According to Panton’s complaint, the Suffolk City Council approved for the 2000-2001 budget several slots for the position of Senior Police Officer and Master Police Officer. The complaint states that prior to Council approving the slots, the only advancement or career development opportunities a Suffolk police officer had was to compete for the promotional process to attain the ranks of sergeant, lieutenant and captain.
&uot;Such opportunities were necessarily limited and officers who desire to stay in the police department had very little advancement opportunity above the rank of Police Officer II,&uot; the complaint stated.
He claimed that nothing was done until 2003 when the Master Police Officer position was created and that even then, the attaining the rank &uot;became so difficult and restrictive that in fact it is more difficult to attain the rank of Master Police Officer than any other rank in the police department…&uot;
Panton, 42, a 15-year veteran of the department, currently holds the rank of Police Officer II. He claimed in his complaint that Herbert, through is actions as inactions, served to effectively repeal and expunge the budgeted positions and extinguish an employee benefit intended for officers.
Herbert’s answer to the suit denied virtually every allegation except that City Council approved a budget for 2000-2001. The response asks that the suit be dismissed because Panton failed to exhaust administrative remedies as required by law and that the court lacks jurisdiction over all or part of the claims in this matter.
Central to Herbert’s answer was that City Council does not have the power to mandate or otherwise require the filling of specific slots and that their doing so would be &uot;a legal impossibility and inconsistent with the laws and facts of the case.&uot;
The response mentions that Panton was once of 10 officers who passed the written part of the Master Police Officer exam and that he was the only who failed to show up for the oral portion of the process.
The response claims that he requested later that a special panel be convened for him. The request was denied because it would not be fair to the officers who did show up.

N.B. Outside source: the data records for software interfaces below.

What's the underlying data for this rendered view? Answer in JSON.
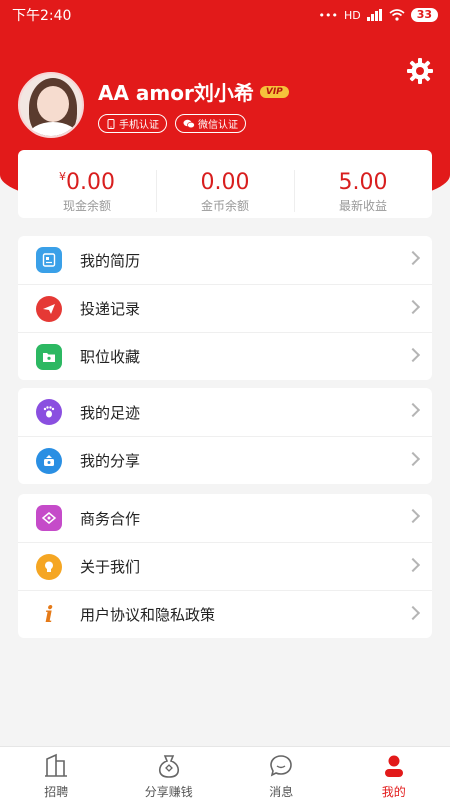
{
  "colors": {
    "brand": "#e21a1a",
    "accent_value": "#d81e1e"
  },
  "status_bar": {
    "time": "下午2:40",
    "network": "HD",
    "battery": "33"
  },
  "profile": {
    "username": "AA amor刘小希",
    "vip": "VIP",
    "badges": [
      {
        "label": "手机认证",
        "icon": "phone-icon"
      },
      {
        "label": "微信认证",
        "icon": "wechat-icon"
      }
    ]
  },
  "balances": [
    {
      "currency": "¥",
      "value": "0.00",
      "label": "现金余额"
    },
    {
      "currency": "",
      "value": "0.00",
      "label": "金币余额"
    },
    {
      "currency": "",
      "value": "5.00",
      "label": "最新收益"
    }
  ],
  "menu_groups": [
    [
      {
        "label": "我的简历",
        "icon": "resume-icon",
        "color": "#3aa0e8"
      },
      {
        "label": "投递记录",
        "icon": "paper-plane-icon",
        "color": "#e53935"
      },
      {
        "label": "职位收藏",
        "icon": "favorite-folder-icon",
        "color": "#2cb862"
      }
    ],
    [
      {
        "label": "我的足迹",
        "icon": "footprint-icon",
        "color": "#8a4fe0"
      },
      {
        "label": "我的分享",
        "icon": "share-icon",
        "color": "#2a8fe3"
      }
    ],
    [
      {
        "label": "商务合作",
        "icon": "handshake-icon",
        "color": "#c54bc9"
      },
      {
        "label": "关于我们",
        "icon": "lightbulb-icon",
        "color": "#f5a623"
      },
      {
        "label": "用户协议和隐私政策",
        "icon": "info-icon",
        "color": "#e57a18"
      }
    ]
  ],
  "tabbar": [
    {
      "label": "招聘",
      "icon": "building-icon",
      "active": false
    },
    {
      "label": "分享赚钱",
      "icon": "money-bag-icon",
      "active": false
    },
    {
      "label": "消息",
      "icon": "chat-bubble-icon",
      "active": false
    },
    {
      "label": "我的",
      "icon": "user-icon",
      "active": true
    }
  ]
}
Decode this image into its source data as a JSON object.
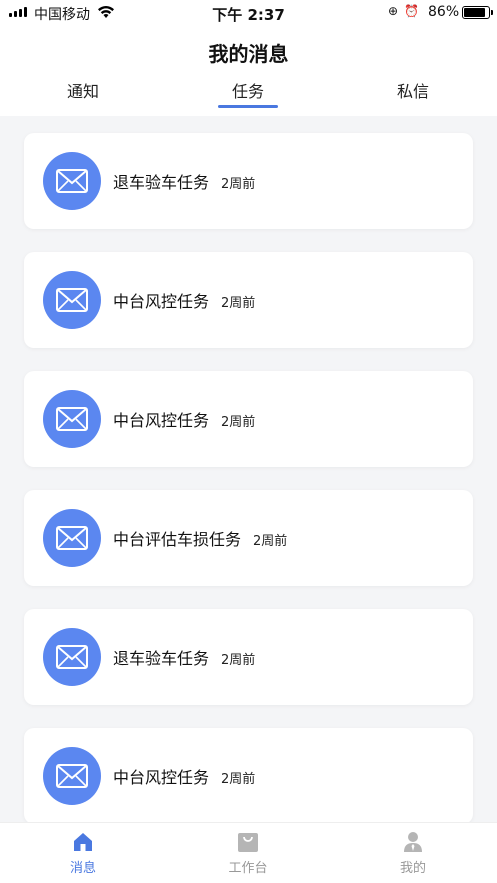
{
  "status_bar": {
    "carrier": "中国移动",
    "time": "下午 2:37",
    "battery": "86%",
    "battery_level": 0.86
  },
  "header": {
    "title": "我的消息",
    "tabs": [
      {
        "label": "通知",
        "active": false
      },
      {
        "label": "任务",
        "active": true
      },
      {
        "label": "私信",
        "active": false
      }
    ]
  },
  "messages": [
    {
      "title": "退车验车任务",
      "time": "2周前",
      "icon": "mail-icon"
    },
    {
      "title": "中台风控任务",
      "time": "2周前",
      "icon": "mail-icon"
    },
    {
      "title": "中台风控任务",
      "time": "2周前",
      "icon": "mail-icon"
    },
    {
      "title": "中台评估车损任务",
      "time": "2周前",
      "icon": "mail-icon"
    },
    {
      "title": "退车验车任务",
      "time": "2周前",
      "icon": "mail-icon"
    },
    {
      "title": "中台风控任务",
      "time": "2周前",
      "icon": "mail-icon"
    }
  ],
  "tabbar": {
    "items": [
      {
        "label": "消息",
        "icon": "home-icon",
        "active": true
      },
      {
        "label": "工作台",
        "icon": "workbench-icon",
        "active": false
      },
      {
        "label": "我的",
        "icon": "profile-icon",
        "active": false
      }
    ]
  },
  "colors": {
    "accent": "#4a78e0",
    "avatar_bg": "#5b87f0",
    "page_bg": "#f4f5f7",
    "inactive": "#999999"
  }
}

Along with his answer, Herbert also asked the court to entertain an order striking similarly situated police officers as parties to the matter.